New York loses two seats from slow population growth

The 2010 census numbers are in and the outlook isn’t good for New York representation in Congress.

According to the new census numbers released on December 21, New York State will lose 2 of its 29 seats in the House of Representatives because of a drop in its population growth. The state’s 2010 population is 19,378,102 according to the report, just a 2.1 percent increase over the 2000 population of 18,978,457. New York remains the third most populous state behind California and Texas.

House seats are distributed according to a congressionally-defined formula, which first assigns one seat to each state and then distributes the remaining 385 seats among them by population. New York will have 27 representatives when the reapportionment takes effect in 2013.

Each member of the House represents, on average, about 710,767 people. Each of the New York members will represent an average of 719,298 New Yorkers.

Article I, Section 2 of the U.S. Constitution calls for a census of the nation’s population every 10 years to apportion the 435 House seats among the states.
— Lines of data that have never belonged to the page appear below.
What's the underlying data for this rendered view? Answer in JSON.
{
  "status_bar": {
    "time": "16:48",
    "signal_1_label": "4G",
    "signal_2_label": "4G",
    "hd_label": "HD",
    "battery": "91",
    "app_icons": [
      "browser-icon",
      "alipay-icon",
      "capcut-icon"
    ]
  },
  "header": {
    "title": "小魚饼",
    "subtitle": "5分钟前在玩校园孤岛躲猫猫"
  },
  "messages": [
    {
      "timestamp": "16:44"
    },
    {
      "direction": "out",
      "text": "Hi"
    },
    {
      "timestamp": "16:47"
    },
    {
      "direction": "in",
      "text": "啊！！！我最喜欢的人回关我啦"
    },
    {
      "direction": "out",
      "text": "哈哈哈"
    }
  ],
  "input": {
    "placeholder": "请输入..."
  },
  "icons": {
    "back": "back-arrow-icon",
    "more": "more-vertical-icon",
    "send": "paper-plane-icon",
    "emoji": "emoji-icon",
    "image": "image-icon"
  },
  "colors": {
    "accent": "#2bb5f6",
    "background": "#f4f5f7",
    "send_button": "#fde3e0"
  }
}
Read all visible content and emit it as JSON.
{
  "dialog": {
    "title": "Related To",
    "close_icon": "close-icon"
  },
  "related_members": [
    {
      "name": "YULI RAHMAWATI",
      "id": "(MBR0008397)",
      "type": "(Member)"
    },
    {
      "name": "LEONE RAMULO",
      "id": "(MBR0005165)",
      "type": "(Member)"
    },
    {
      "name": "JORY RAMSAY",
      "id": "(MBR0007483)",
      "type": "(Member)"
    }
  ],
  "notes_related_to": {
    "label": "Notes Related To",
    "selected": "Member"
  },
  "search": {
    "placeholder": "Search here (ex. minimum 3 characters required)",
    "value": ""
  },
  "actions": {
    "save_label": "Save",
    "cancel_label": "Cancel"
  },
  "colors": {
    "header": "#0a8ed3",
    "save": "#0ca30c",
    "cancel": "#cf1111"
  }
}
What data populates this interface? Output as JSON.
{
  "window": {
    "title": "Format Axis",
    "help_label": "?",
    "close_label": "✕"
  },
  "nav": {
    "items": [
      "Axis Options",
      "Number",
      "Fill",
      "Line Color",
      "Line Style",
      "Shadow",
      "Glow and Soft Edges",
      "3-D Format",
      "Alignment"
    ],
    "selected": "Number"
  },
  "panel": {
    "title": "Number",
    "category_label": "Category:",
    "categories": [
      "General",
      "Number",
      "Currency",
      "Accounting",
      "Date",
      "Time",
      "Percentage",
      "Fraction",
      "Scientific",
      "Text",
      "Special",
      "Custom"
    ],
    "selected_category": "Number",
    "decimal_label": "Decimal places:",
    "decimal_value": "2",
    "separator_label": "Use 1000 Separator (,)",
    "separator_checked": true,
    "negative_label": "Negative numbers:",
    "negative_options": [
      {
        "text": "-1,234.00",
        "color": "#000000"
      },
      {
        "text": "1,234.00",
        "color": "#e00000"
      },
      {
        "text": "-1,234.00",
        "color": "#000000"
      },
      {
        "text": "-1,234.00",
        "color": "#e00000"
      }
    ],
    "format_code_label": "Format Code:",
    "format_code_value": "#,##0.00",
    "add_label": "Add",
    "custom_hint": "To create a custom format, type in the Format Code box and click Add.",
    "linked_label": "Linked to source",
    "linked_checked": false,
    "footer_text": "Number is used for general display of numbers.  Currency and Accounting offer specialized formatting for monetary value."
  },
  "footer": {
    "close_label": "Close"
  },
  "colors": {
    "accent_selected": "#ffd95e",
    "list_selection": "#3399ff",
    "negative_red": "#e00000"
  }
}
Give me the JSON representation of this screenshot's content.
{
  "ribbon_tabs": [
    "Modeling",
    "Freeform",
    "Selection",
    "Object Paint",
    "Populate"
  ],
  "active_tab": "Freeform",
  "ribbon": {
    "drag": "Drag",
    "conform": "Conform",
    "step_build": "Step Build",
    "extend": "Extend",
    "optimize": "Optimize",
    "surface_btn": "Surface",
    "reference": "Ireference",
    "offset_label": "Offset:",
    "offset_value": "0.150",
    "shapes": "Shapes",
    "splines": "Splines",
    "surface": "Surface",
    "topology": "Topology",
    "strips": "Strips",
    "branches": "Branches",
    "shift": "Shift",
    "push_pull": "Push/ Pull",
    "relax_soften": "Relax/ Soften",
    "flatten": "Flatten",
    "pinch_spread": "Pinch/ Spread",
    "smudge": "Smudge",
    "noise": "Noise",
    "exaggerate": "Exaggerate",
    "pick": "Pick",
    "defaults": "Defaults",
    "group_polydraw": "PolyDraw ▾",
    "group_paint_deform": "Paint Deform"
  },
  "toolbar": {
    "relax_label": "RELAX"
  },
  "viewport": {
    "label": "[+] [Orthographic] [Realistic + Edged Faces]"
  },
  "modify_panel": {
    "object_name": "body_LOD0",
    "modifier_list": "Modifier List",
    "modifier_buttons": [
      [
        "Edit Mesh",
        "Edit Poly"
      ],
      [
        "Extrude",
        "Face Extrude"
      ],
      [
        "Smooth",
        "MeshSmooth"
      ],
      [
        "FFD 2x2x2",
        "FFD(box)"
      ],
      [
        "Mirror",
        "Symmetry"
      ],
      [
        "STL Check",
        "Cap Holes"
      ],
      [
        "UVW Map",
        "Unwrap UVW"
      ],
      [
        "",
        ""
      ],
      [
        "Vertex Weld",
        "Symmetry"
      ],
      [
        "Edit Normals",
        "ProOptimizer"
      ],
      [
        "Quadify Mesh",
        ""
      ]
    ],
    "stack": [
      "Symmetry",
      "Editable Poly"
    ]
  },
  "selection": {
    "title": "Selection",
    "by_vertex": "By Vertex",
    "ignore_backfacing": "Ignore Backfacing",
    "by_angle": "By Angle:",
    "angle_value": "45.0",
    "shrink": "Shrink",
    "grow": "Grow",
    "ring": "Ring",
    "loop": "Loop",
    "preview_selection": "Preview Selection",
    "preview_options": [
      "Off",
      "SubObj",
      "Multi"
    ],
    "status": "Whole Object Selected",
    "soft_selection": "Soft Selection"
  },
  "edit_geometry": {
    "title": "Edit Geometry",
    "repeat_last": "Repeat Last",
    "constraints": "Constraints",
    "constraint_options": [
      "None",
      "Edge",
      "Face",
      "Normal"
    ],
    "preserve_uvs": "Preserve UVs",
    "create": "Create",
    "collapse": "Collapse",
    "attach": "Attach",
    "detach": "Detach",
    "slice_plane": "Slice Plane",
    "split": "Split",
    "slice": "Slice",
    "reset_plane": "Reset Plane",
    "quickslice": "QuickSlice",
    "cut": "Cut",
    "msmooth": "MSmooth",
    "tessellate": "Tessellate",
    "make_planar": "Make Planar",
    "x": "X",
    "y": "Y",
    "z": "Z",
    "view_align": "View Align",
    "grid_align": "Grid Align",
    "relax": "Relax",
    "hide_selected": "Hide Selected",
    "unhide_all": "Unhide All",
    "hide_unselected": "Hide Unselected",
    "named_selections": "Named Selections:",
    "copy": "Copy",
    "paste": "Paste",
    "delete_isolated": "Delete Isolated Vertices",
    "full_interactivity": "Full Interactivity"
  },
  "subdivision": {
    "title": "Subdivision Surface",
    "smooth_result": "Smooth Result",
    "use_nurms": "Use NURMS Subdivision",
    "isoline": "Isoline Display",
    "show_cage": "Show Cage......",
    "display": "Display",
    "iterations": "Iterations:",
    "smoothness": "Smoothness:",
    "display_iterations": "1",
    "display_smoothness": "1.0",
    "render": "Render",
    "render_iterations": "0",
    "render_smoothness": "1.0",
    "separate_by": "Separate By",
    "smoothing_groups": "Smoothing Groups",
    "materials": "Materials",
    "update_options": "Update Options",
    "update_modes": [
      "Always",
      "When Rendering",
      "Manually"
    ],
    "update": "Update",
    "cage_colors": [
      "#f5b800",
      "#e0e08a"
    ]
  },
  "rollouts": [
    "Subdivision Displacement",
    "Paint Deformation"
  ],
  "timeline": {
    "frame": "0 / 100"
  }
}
The 2010 Census is the 23rd census in U.S. history.

The Census Bureau has not yet released regional data used for redrawing voting districts, which will give more specific data for Shelter Island in 2010. Law mandates that the data be released in full by April 1.


The bureau also collected data on Island residents from 2005 to 2009 in its American Community Survey (ACS), which was released on December 14. It estimates the Island’s average population from 2005 and 2009 at 2,705, with a margin of error of 181. It estimates those 65 or over at 961 with a margin of error of 240, or 35.5 percent of the population.

That’s an increase from the 2000 decennial census, which reported a population of 2,228, and those over 65 was 638, 28.6 percent of the total.

The ACS estimates are based on data from January 1, 2005 to December 31, 2009. The ACS also collects information on a one-year and three-year scale, but the five-year period gives more accurate estimates.